Germany, especially Berlin, has come a long way in the entrepreneur and startup culture. Startups receive better financing, in turn top university graduates consider starting their careers in startups as a strong alternative to consulting, banking, or large corporations.
We love working in Berlin and it definitely exceeded our expectations. Learning more about groundbreaking ideas being built in this city everyday is making our work so exciting. However, there is some room for improvement: the bureaucratic system in Germany is overloaded - it is normal to wait six weeks for a tax ID. In general, 50% of Kolibri employees came from abroad and most of them needed some sort of visa.
And if that was not enough, flats and offices are becoming more expensive every day. Nevertheless, the startup culture is flourishing and growing constantly. Bureaucratic and economic challenges have to be faced in every city and we would choose Berlin as our location every time.
What factors go into your investment decisions?
We focus on the team, the market, first successes and traction, and entry valuation vs. expectation.
Team: probably the most critical part. How do we assess the founders' ability to realize their visions? How does the collaboration with the first team members work? It is essential that the team has the expertise and knows where to go - we can help them to go in the right direction, but we should not be the ones they ask to give the direction in the first place.
Market: we look closely at the market the startup is operating in. What is the market size? Who are the competitors? How does the startup differ from its competitors? Is it a "winner takes all market" or can several players make it? The right balance of niche vs. large market - large market means a lot of competition and a lot of funding (see Gorillas & Co.); small markets may grow a bit slower but can often be much more capital efficient, but must not be too small either.
First successes and traction: What do the company figures look like? Have first successes already been achieved? How does the company plan to successfully implement the business model?
Entry valuation vs. expectation: "VC Power Law" - every investment should be able to return our investments of the same year - the company must either be able to become very large (and also justifies higher entry valuation) vs. smaller market and quick dominance in a niche at a lower valuation.
As an investment firm that supports aspiring gaming startups, you take active part in the gaming ecosystem. Where do you see that ecosystem in a few years? What trends do you follow, what do you dismiss?
When we entered the mobile gaming market back in 2016, everyone said the market was already exhausted and there were already too many players. Nevertheless, we still believed that we could succeed with a new genre, a disruptive and innovative idea. Until today, the market has grown a lot and the ecosystem is becoming more competitive, but we still believe that it is worthwhile to implement new gaming ideas. A leading idea might have the potential to disrupt the whole market.

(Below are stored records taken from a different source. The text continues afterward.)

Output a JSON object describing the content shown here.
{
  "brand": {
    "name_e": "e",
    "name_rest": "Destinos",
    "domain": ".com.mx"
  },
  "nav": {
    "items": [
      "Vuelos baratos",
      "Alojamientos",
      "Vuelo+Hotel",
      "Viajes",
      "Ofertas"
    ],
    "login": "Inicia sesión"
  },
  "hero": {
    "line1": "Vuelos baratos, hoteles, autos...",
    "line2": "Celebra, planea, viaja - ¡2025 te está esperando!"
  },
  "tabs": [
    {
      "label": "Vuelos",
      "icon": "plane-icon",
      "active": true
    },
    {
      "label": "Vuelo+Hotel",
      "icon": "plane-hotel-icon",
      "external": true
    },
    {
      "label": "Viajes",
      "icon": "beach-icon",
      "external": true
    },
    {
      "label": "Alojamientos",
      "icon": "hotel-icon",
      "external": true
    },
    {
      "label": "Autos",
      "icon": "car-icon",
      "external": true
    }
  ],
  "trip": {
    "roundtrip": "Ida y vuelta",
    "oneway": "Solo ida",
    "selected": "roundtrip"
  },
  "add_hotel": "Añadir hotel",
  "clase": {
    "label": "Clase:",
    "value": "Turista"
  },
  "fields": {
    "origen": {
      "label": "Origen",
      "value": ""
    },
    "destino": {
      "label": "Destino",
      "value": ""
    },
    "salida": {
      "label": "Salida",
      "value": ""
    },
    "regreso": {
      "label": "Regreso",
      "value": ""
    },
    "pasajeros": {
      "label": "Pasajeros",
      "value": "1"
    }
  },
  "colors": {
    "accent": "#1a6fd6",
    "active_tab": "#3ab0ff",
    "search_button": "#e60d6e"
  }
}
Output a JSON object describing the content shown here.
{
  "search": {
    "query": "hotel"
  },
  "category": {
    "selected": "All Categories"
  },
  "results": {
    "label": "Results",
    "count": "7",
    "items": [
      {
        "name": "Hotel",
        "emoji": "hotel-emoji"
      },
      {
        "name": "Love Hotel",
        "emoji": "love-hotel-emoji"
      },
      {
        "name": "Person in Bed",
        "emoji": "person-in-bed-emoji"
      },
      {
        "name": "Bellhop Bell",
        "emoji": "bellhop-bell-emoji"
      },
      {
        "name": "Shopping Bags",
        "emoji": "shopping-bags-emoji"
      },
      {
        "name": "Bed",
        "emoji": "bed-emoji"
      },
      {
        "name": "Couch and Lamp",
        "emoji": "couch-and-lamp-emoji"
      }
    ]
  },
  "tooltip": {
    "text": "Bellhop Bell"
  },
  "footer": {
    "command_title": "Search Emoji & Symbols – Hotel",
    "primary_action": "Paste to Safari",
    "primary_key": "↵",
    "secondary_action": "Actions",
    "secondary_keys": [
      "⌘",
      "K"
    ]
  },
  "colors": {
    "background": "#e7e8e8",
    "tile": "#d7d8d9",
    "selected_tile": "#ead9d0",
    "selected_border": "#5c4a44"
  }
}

That the market is not saturated can also be seen in the trend of new VC investors. Investors like Play Ventures, Bitkraft, or even big international funds like Andreessen Horowitz with designated gaming funds continue to invest in the gaming industry and see huge potential.
Moreover, free 2 play (F2P) and the Freemium model offer a whole new opportunity for the gaming market. Unfortunately, German teams often do not dare to engage in the F2P mobile market. However, US teams or teams in other European markets like Teams in France or Turkey show much more dynamism and engagement in the F2P mobile market.
New technologies like virtual or augmented reality also pose new market segments in the gaming industry.